Ralph woke up on the grass, fuzzy-headed. He recalled the old guy and his weird tale: a crazy dame, his missing kid – a babe-in-arms with sandy curls. He’d searched for years. Ralph had taken on the case.
Now Ralph found himself beside an overgrown tower – a ruin, like his memory. How had he come here?
He’d heard singing – a sad, slow song. Next thing, there beside him hung a heavy braid laced with green ribbon, just begging to be climbed, so he’d climbed it, right to the top. Then he’d blanked.
Ralph gazed up the mossy tower steps, and wondered.
This is Ralph’s second case. He’s taken up residence in my imagination, it seems, and I believe he might be finding himself tangled up in more impenetrable mysteries than he bargained for when he first hung out his shingle in the Friday Fictioneers office block. His first case nearly finished him, but he’s a tough one.
Here’s what happened to the original damsel in distress, in the original tower – which, incidentally, didn’t have steps. Maybe Ralph’s damsel has an altogether different agenda.

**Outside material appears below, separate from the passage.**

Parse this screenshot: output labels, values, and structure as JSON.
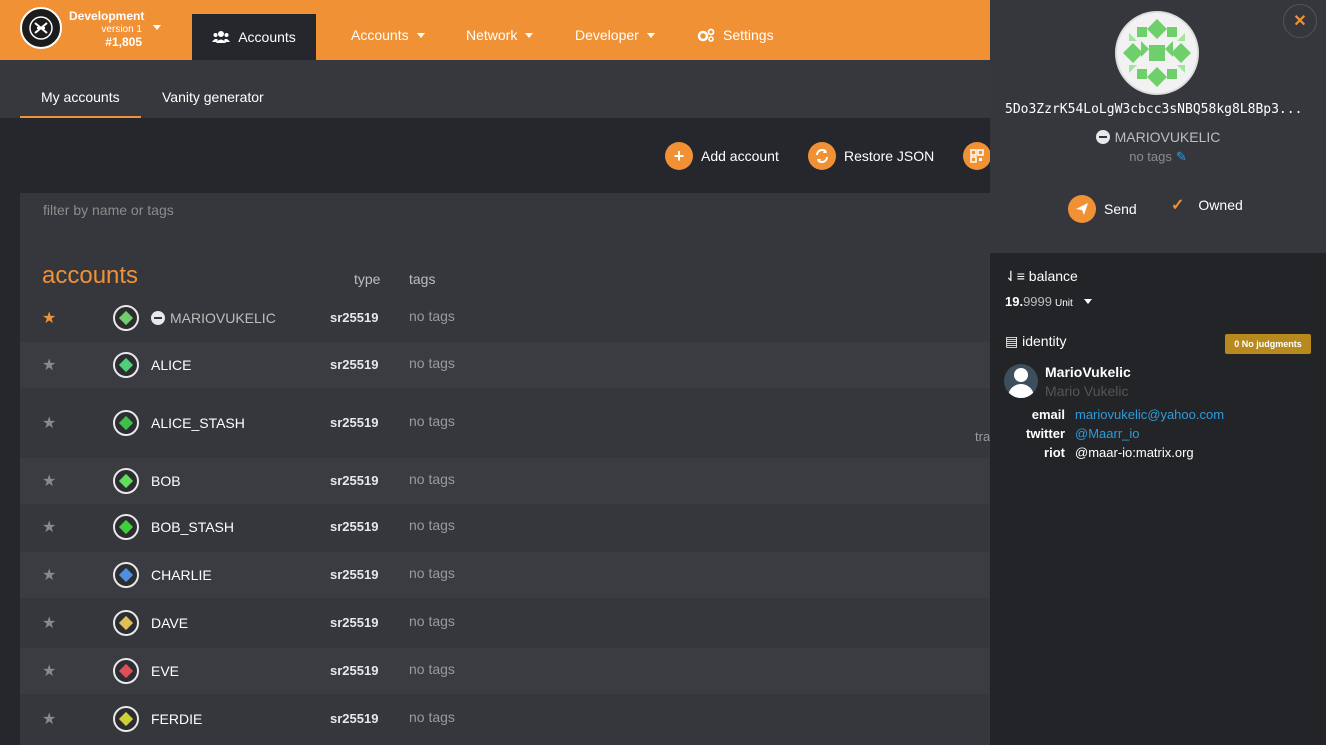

This piece of short fiction is for Rochelle’s Friday Fictioneers, where this week’s picture prompt is staying active for a fortnight, to allow for a more leisurely creative process over the holiday season. For a change, my creative processes have gone into overdrive, so I’m posting two stories for the wonderful prompt supplied by Bjorn.